Purpose of review: Although cervical cancer is preventable, it is the leading cancer among women in southern Africa. The association of high-risk human papillomavirus (HR-HPV) with almost all invasive cervical cancers has led to the development of effective primary and secondary prevention measures. This review focuses on updated and new evidence of the epidemiology of HPV and HPV-based secondary prevention in southern Africa.
Recent findings: HR-HPV prevalence in southern Africa differs between regions, and varies most by HIV prevalence and age. HR-HPV prevalence among women living with HIV (WLWH) is reported between 29 and 59.7%, and between 16.2 and 25.2% among women without HIV. HPV16 is the most common HR-HPV type present in invasive cervical cancers in the region; and vaccination may potentially prevent approximately 80% of these cancers. Concerning preliminary data suggests faster development of new cervical precancer within a short follow-up period.
Summary: We need tools that identify the small number of women with precancer from the many with transient HR-HPV infection in southern Africa. The high-volume of test-positive women leads to challenges in managing triage in a HR-HPV-based screening program.

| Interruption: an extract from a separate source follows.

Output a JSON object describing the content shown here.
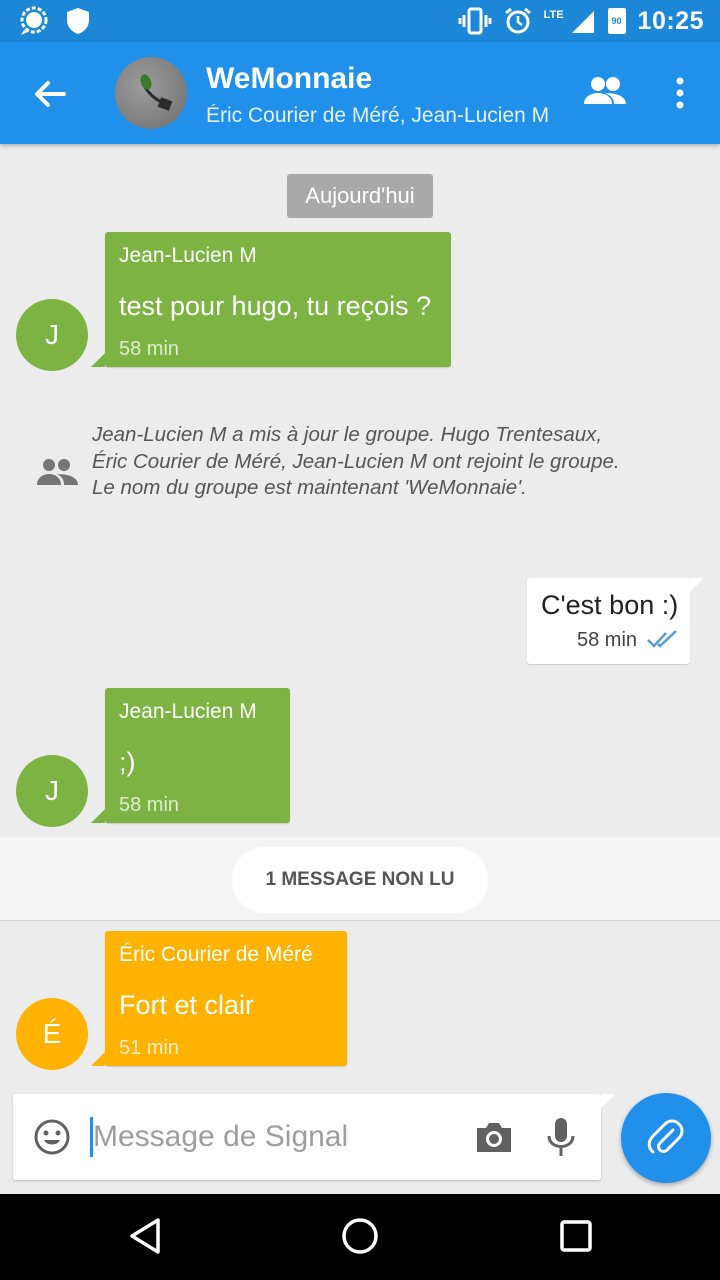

Longitudinal data from the entire region is urgently needed to guide effective implementation of HPV-based screening programs.